§ Problem to work on
Among the lines of the data below, count those that hold the word "subtitle". Answer with the number alone.

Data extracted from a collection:
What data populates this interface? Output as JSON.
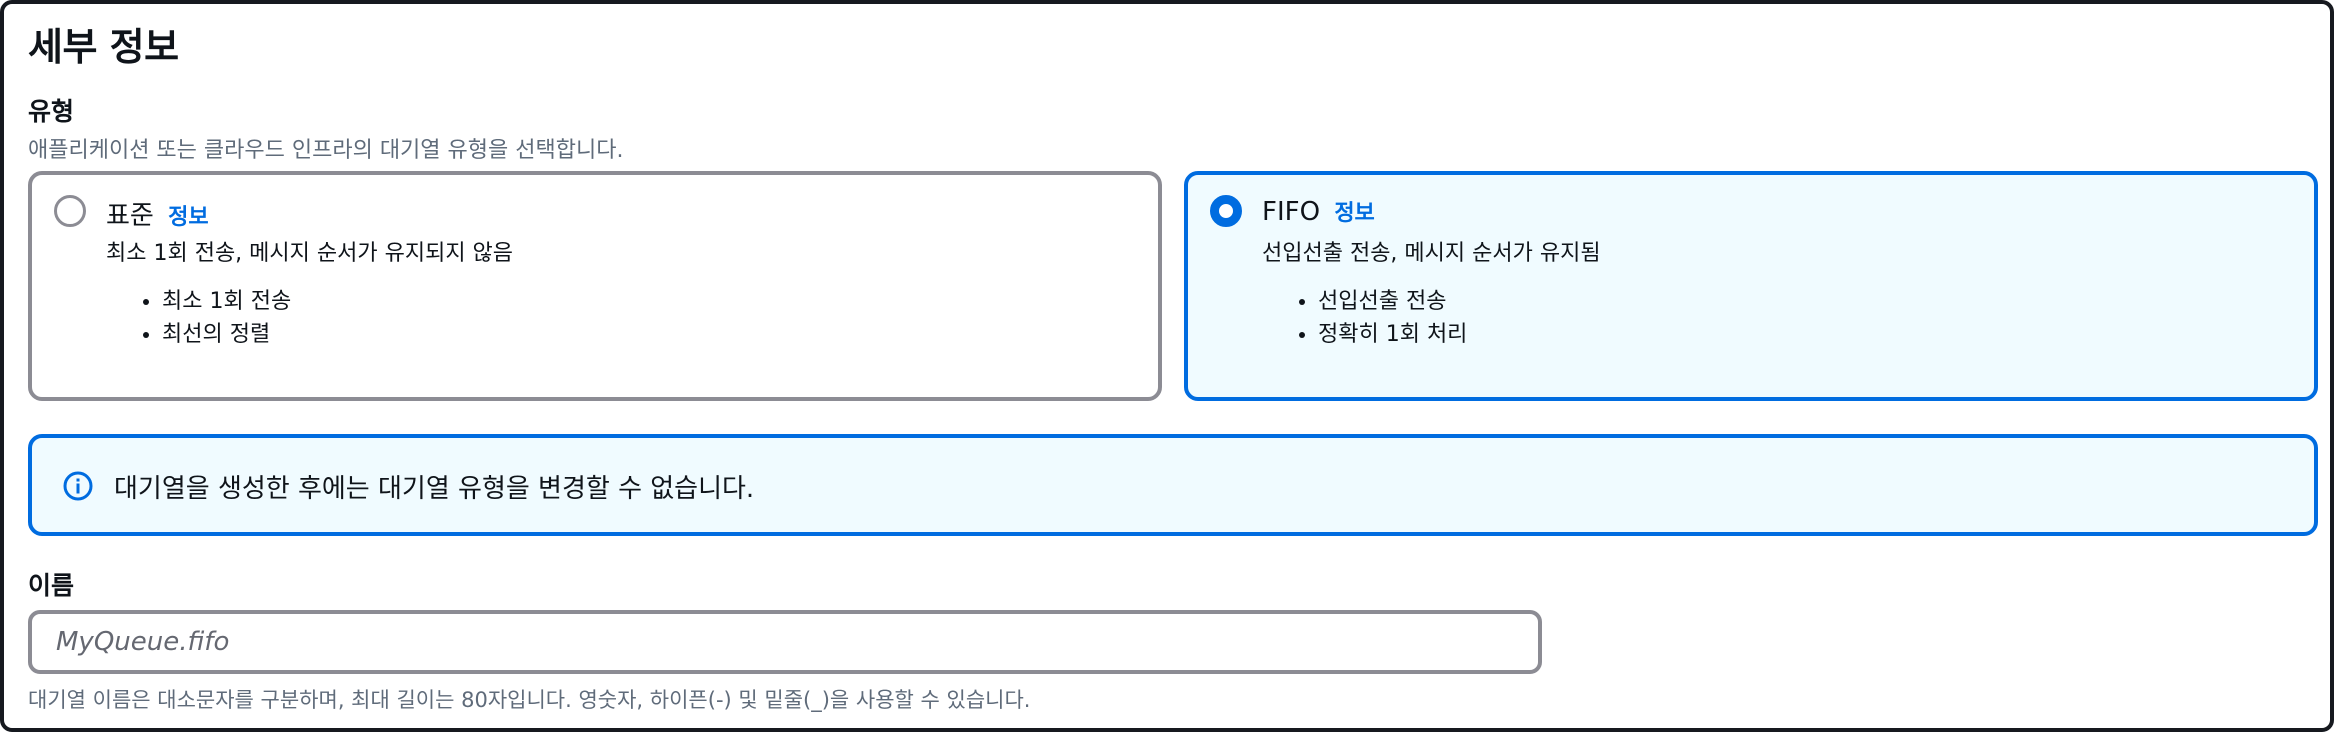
{
  "section": {
    "title": "세부 정보"
  },
  "type": {
    "label": "유형",
    "description": "애플리케이션 또는 클라우드 인프라의 대기열 유형을 선택합니다.",
    "options": [
      {
        "title": "표준",
        "info": "정보",
        "subtitle": "최소 1회 전송, 메시지 순서가 유지되지 않음",
        "bullets": [
          "최소 1회 전송",
          "최선의 정렬"
        ],
        "selected": false
      },
      {
        "title": "FIFO",
        "info": "정보",
        "subtitle": "선입선출 전송, 메시지 순서가 유지됨",
        "bullets": [
          "선입선출 전송",
          "정확히 1회 처리"
        ],
        "selected": true
      }
    ]
  },
  "alert": {
    "text": "대기열을 생성한 후에는 대기열 유형을 변경할 수 없습니다."
  },
  "name": {
    "label": "이름",
    "placeholder": "MyQueue.fifo",
    "value": "",
    "hint": "대기열 이름은 대소문자를 구분하며, 최대 길이는 80자입니다. 영숫자, 하이픈(-) 및 밑줄(_)을 사용할 수 있습니다."
  },
  "colors": {
    "accent": "#006ce0",
    "selected_bg": "#f0fbff",
    "border": "#8c8c94",
    "muted_text": "#5f6b7a"
  },
  "icons": {
    "alert_icon": "info-circle-icon"
  }
}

§ Answer box
2